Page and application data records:
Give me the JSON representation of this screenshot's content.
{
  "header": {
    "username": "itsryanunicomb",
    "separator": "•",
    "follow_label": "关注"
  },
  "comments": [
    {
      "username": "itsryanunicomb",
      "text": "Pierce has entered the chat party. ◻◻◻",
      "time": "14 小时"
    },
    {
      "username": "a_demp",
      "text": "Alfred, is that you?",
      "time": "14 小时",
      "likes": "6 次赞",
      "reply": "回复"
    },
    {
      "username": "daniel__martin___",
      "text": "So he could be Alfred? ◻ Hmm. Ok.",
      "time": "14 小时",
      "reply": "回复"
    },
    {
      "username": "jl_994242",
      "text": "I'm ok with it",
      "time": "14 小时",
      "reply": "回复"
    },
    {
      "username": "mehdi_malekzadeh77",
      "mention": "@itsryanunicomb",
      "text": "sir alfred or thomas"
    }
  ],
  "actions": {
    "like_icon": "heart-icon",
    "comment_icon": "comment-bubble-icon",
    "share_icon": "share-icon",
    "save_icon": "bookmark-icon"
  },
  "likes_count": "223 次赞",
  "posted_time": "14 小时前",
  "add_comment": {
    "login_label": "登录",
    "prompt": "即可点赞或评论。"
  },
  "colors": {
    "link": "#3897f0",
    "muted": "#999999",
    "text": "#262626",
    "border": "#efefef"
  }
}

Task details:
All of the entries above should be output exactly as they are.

Written answer:
Give me the JSON representation of this screenshot's content.
{
  "header": {
    "username": "itsryanunicomb",
    "separator": "•",
    "follow_label": "关注"
  },
  "comments": [
    {
      "username": "itsryanunicomb",
      "text": "Pierce has entered the chat party. ◻◻◻",
      "time": "14 小时"
    },
    {
      "username": "a_demp",
      "text": "Alfred, is that you?",
      "time": "14 小时",
      "likes": "6 次赞",
      "reply": "回复"
    },
    {
      "username": "daniel__martin___",
      "text": "So he could be Alfred? ◻ Hmm. Ok.",
      "time": "14 小时",
      "reply": "回复"
    },
    {
      "username": "jl_994242",
      "text": "I'm ok with it",
      "time": "14 小时",
      "reply": "回复"
    },
    {
      "username": "mehdi_malekzadeh77",
      "mention": "@itsryanunicomb",
      "text": "sir alfred or thomas"
    }
  ],
  "actions": {
    "like_icon": "heart-icon",
    "comment_icon": "comment-bubble-icon",
    "share_icon": "share-icon",
    "save_icon": "bookmark-icon"
  },
  "likes_count": "223 次赞",
  "posted_time": "14 小时前",
  "add_comment": {
    "login_label": "登录",
    "prompt": "即可点赞或评论。"
  },
  "colors": {
    "link": "#3897f0",
    "muted": "#999999",
    "text": "#262626",
    "border": "#efefef"
  }
}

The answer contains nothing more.